The mistrust that Haig had of the so-called “New Armies” showed itself in the orders to the troops to keep uniformed lines and to march towards the enemy across no-man’s land. This, with the failure of the artillery bombardment to dislodge much of the German wire, or to destroy their machine-gun posts, led to one of the biggest slaughters in military history.
When the attack began the Germans dragged themselves out of their dugouts, manned their posts and destroyed the oncoming waves of British infantry.
There were also other factors, which contributed to the failure of the Battle of the Somme:
1) The Night before the initial attack men were sent into No-man;s land to cut holes in the Allied barbed wire to allow troops to pass through the next day. After they had done this they then proceeded to tape the gaps, which allowed the troops to see where the gaps were. But this also allowed the Germans to see where they were coming from, so when the battle started they got up from the trenches and aimed their machine guns at the holes and the proceeded to ;mow down; the incoming Allied troops.
2) Secondly, the five-day artillery bombardment had no affect on the barbed wire except for making it a larger deadlier mess. This was because the shells threw the wire into the air and then made it tangled which made it even more difficult for the Allied troops to advance towards the German Trenches.

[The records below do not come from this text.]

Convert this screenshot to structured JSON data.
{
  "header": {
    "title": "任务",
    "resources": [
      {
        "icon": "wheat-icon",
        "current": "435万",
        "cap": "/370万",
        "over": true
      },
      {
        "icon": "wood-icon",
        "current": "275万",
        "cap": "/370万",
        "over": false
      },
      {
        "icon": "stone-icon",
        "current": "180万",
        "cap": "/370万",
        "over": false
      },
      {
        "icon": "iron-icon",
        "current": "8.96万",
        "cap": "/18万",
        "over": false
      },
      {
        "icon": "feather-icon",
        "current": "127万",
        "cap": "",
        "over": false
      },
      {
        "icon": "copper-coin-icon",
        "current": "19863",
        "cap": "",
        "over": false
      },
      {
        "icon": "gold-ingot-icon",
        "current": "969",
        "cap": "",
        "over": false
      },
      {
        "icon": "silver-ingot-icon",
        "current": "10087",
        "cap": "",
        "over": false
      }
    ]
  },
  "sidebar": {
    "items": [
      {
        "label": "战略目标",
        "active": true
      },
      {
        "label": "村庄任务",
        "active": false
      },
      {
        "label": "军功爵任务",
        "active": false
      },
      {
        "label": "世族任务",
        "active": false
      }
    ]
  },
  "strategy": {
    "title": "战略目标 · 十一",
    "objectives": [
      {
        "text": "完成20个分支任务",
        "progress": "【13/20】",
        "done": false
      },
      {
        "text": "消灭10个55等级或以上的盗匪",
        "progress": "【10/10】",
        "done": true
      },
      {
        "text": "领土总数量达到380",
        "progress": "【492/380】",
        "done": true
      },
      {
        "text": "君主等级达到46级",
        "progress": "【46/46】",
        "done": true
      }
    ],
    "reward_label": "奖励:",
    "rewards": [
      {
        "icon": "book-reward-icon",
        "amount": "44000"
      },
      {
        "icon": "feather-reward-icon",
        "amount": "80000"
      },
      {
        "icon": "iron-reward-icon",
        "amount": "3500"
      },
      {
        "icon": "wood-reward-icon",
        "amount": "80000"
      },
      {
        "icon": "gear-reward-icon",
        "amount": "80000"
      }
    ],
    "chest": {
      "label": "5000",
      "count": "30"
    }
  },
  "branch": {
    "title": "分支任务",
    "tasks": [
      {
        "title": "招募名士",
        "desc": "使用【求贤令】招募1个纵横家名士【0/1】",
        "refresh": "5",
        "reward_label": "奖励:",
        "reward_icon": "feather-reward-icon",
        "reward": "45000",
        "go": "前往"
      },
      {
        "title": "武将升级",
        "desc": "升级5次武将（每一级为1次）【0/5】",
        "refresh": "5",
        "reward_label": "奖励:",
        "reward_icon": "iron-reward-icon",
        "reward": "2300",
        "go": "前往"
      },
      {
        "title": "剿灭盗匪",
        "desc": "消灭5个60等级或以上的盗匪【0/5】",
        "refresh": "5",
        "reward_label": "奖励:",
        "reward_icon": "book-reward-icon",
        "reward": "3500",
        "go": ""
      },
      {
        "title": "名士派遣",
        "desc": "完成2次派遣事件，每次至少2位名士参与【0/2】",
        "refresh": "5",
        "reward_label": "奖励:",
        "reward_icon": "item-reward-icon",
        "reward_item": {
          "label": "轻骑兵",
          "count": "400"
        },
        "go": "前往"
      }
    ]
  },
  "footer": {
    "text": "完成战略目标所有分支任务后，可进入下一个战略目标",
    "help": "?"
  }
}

3) Before the initial attack the Allies started stockpiling supplies and men behind the lines to prepare for the upcoming major attack. The Germans then found out about the attack because of reconnaissance planes who spotted the additi